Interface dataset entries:
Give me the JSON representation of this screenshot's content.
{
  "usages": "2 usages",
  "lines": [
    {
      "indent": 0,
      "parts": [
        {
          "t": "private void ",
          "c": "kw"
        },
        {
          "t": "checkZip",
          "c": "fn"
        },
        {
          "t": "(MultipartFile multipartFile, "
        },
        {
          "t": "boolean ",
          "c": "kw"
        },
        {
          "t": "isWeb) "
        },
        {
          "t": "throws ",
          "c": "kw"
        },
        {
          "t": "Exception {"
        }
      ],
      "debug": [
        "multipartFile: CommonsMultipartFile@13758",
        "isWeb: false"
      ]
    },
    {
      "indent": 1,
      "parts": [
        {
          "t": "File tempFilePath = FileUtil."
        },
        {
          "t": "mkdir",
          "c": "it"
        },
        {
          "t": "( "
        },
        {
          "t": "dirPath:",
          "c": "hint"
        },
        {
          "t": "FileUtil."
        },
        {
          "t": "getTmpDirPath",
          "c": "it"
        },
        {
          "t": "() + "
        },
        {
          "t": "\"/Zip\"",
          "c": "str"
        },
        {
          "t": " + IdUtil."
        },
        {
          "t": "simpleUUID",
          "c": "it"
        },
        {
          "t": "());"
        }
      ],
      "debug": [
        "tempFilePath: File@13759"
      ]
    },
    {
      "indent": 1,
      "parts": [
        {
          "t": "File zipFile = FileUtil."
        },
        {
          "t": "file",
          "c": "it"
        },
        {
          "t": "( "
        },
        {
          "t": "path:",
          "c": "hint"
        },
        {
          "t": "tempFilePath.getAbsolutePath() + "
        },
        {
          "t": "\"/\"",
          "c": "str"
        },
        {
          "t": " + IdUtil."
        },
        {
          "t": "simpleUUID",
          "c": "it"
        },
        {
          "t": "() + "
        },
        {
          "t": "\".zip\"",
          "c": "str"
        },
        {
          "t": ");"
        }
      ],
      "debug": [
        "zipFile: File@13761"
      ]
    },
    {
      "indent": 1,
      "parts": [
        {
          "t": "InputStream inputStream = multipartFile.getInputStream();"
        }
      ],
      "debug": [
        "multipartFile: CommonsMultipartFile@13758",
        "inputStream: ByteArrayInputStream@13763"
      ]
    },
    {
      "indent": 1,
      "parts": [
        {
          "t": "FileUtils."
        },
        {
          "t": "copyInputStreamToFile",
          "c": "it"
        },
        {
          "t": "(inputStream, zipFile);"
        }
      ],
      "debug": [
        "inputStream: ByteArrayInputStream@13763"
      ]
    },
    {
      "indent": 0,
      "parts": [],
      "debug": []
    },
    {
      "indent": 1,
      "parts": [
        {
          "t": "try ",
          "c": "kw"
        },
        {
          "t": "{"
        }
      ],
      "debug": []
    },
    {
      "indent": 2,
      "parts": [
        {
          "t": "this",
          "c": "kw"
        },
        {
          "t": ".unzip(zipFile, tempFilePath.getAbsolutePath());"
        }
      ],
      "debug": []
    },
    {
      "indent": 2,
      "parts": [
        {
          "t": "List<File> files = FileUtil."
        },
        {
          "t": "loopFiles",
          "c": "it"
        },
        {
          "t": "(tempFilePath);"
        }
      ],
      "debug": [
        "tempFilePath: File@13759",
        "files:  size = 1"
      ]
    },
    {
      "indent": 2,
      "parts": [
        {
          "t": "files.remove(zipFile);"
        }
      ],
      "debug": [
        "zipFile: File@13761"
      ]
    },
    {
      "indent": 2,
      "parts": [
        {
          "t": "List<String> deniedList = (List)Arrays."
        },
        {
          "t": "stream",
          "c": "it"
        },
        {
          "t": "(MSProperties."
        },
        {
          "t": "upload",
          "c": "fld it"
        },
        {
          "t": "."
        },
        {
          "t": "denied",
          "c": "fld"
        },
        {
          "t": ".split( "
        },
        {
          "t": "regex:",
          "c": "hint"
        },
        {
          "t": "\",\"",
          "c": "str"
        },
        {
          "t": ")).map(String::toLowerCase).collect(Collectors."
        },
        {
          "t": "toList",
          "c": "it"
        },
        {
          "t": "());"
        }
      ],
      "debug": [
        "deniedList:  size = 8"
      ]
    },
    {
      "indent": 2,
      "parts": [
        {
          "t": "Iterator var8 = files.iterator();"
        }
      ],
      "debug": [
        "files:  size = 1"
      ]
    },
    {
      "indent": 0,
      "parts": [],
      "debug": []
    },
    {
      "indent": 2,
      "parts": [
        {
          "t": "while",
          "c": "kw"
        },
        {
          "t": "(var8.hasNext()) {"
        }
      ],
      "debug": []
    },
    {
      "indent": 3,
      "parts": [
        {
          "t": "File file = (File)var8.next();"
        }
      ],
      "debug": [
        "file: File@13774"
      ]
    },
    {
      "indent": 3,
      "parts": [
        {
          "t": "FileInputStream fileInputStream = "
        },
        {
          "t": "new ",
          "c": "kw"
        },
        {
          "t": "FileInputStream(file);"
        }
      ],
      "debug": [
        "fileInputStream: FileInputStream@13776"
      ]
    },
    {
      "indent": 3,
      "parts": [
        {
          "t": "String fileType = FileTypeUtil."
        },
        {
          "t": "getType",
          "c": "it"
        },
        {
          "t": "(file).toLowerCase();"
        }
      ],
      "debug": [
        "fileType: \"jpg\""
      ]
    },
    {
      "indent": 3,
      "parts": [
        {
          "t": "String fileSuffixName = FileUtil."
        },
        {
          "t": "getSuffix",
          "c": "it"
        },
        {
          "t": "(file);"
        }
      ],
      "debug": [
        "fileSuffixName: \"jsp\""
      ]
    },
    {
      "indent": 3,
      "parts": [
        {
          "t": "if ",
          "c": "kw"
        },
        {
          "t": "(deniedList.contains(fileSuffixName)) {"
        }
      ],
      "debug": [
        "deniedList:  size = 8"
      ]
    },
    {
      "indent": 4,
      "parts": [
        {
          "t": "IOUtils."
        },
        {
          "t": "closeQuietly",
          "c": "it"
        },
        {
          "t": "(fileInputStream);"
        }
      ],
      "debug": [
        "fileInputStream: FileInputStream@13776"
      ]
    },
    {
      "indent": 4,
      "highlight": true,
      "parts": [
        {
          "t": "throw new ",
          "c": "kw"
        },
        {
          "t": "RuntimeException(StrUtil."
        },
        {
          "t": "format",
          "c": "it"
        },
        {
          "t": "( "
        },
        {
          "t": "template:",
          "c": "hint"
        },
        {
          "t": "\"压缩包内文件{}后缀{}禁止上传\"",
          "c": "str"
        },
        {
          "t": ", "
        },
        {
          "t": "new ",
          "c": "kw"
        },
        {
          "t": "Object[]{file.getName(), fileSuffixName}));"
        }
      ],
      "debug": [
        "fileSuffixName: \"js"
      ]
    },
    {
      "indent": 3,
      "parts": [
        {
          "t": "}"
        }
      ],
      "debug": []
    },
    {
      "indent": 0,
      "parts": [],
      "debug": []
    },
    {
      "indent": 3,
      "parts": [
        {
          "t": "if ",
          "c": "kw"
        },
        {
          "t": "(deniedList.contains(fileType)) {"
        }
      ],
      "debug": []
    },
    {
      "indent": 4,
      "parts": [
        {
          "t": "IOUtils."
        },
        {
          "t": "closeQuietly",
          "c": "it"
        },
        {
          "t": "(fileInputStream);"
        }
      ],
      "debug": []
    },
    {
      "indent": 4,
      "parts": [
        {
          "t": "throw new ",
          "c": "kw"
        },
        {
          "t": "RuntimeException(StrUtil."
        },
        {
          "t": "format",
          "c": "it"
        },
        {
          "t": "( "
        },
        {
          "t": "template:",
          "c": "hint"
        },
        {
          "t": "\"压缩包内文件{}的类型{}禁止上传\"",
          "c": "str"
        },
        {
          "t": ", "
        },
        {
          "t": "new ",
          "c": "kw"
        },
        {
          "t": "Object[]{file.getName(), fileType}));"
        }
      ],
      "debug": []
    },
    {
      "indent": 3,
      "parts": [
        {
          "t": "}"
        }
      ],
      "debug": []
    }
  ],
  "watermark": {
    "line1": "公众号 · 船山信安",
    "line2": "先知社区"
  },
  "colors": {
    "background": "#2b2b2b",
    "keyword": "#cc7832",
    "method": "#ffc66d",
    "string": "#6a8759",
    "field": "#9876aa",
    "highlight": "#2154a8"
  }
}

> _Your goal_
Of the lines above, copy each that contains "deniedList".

> _Output below_
          "t": "List<String> deniedList = (List)Arrays."
        "deniedList:  size = 8"
          "t": "(deniedList.contains(fileSuffixName)) {"
        "deniedList:  size = 8"
          "t": "(deniedList.contains(fileType)) {"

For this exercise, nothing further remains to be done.